Last Saturday, Feb. 25, Gerald Perry, manager of the Avondale YFD Center, presented the survey results gathered weeks earlier, on Feb. 11 when Hefferlin + Kronenberg Architects collected input from the community and shared several variations on their design for the new complex. This time, rather than spreading out across several small groups, attendees gathered to view a presentation, giving a visual interpretation of the results, and time for questions and further discussion.
In re-capping the first meeting, one critique was the need to hear from more young voices, so surveys were also distributed to Orchard Knob middle-schoolers. Overall, 180 community members took the surveys. The discussion of the results revealed two important main points, with wide consensus:
1. Many people walk to get to the center.
2. Most people desired for the space to be used for educational purposes.
H+K Architects value response trends like these in considering design implications for details like the positioning of parking areas vs. safe and well-lit walking paths approaching and surrounding the center. It’s also important to note the prioritization the community gives to the building being used to educate rather than simply facilitating sports, as in more traditional designs.
Standout responses students gave for why they found Avondale Center important included:
- “It keeps me off the streets”
- “It keeps me out of trouble”
- “It gives me something to do”
- “It helps me with my homework”
- “I know my neighbors who attend the events”
Clearly the space is highly valuable to its young constituents, and the parents of those kids were also concerned about their children’s safety in accessing the center from a busy intersection, especially when a little boy was hit there several years back, and another collision scared pedestrians recently. According to designers, putting the entrance on the corner will set back the building where the kids gather at a safe distance from the intersection. Increasing visibility will help the YFD Center gain more traction, making it a true hub of the neighborhood, easily accessible to all.
Another issue raised by parents was the strong desire for a pool where their children can learn to swim, because there is no other local access to one, but the response from the planning committee, involving the most heated exchange of the whole meeting, was that the upkeep expenses for a community pool is far beyond the budget constraints, and requires lifeguard staffing that the center cannot afford. Neighbors were reluctant to accept the firm no given by the committee and expressed their hopes for a future consideration.

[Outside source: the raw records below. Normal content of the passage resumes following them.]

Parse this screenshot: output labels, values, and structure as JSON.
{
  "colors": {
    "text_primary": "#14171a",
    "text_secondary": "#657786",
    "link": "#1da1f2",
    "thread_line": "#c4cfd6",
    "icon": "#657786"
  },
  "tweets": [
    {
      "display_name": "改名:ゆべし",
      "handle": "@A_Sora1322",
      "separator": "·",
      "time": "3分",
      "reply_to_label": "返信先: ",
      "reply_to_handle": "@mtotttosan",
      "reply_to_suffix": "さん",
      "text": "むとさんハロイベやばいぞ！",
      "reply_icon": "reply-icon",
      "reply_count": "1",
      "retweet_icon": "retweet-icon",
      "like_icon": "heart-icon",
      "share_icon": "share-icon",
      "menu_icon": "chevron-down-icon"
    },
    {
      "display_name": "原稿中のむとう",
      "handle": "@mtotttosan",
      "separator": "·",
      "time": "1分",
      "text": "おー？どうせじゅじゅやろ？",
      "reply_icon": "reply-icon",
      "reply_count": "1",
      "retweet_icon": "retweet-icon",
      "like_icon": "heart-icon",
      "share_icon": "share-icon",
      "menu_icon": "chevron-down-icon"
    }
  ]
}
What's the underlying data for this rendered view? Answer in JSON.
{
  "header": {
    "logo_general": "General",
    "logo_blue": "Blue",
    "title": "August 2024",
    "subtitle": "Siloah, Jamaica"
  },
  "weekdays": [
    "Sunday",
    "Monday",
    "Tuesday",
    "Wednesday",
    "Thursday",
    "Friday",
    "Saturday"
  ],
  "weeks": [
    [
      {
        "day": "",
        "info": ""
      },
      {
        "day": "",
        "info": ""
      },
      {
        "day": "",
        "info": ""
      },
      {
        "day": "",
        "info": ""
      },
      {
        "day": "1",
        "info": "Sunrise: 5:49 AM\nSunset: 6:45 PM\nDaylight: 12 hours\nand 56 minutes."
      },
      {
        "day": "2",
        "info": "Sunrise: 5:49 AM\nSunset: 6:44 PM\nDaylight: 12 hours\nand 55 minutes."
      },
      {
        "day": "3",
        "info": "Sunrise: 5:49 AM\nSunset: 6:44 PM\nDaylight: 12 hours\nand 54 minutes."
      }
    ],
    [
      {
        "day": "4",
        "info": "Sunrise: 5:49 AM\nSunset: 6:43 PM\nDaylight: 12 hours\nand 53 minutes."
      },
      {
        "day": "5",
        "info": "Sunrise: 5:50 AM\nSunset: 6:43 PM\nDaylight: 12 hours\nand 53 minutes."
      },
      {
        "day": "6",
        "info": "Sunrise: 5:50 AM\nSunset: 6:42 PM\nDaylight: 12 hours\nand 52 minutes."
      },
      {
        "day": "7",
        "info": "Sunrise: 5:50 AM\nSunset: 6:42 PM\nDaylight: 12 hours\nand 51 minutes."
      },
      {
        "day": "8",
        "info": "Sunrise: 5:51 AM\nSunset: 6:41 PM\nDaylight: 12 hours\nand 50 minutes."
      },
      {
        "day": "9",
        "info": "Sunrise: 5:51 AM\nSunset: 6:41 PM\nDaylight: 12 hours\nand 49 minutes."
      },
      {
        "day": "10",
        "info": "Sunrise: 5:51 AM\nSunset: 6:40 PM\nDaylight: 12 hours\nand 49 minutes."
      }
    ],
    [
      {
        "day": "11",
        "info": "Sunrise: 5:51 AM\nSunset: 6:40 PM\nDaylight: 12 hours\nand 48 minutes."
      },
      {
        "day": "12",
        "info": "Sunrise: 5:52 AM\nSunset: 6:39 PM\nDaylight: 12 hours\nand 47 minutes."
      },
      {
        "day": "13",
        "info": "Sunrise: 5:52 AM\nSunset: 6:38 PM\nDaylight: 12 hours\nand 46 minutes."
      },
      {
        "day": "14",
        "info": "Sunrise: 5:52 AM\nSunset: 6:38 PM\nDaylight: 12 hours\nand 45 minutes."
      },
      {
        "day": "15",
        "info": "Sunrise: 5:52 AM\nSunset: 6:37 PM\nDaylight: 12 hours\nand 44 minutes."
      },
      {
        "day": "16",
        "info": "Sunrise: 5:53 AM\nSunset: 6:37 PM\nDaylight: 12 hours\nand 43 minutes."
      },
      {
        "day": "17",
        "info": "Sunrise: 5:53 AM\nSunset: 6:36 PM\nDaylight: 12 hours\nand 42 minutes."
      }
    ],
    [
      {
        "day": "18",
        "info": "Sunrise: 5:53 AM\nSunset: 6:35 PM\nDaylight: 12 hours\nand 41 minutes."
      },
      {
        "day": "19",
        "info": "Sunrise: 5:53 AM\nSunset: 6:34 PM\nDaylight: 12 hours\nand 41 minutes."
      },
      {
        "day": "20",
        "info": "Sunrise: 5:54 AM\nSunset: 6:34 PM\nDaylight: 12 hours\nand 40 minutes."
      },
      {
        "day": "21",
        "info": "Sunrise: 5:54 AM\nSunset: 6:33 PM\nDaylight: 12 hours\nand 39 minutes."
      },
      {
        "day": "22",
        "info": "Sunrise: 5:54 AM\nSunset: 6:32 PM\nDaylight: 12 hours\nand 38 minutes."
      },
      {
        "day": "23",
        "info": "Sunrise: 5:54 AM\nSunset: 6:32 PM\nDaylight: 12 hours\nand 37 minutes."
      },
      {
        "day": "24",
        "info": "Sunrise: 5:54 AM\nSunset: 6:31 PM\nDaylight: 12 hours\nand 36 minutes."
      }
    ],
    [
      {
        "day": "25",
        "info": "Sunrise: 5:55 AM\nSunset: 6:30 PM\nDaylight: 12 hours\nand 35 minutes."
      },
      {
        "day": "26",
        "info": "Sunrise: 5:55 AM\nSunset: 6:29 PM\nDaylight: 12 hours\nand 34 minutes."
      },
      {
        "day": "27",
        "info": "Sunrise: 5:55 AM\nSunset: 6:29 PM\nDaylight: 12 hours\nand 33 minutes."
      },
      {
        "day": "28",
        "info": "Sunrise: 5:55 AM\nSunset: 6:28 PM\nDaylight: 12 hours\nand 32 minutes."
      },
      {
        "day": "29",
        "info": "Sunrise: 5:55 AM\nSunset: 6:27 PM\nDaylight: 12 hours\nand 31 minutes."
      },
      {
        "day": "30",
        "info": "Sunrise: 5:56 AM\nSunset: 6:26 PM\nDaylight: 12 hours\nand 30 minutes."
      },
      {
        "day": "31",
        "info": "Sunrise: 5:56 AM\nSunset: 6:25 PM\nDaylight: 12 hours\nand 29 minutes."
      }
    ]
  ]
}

Presenters wrapped up the meeting by reiterating that a top priority at this juncture is to remain on track with the timeline and budget. Input is crucial, and all members of the community want a YFD Center that will be used often and deeply enjoyed. In order to build such a space, the planning committee is trying to take essential and realistic priorities into consideration first, so that an attainable design plan gets implemented soon, and results in a space everyone is proud of.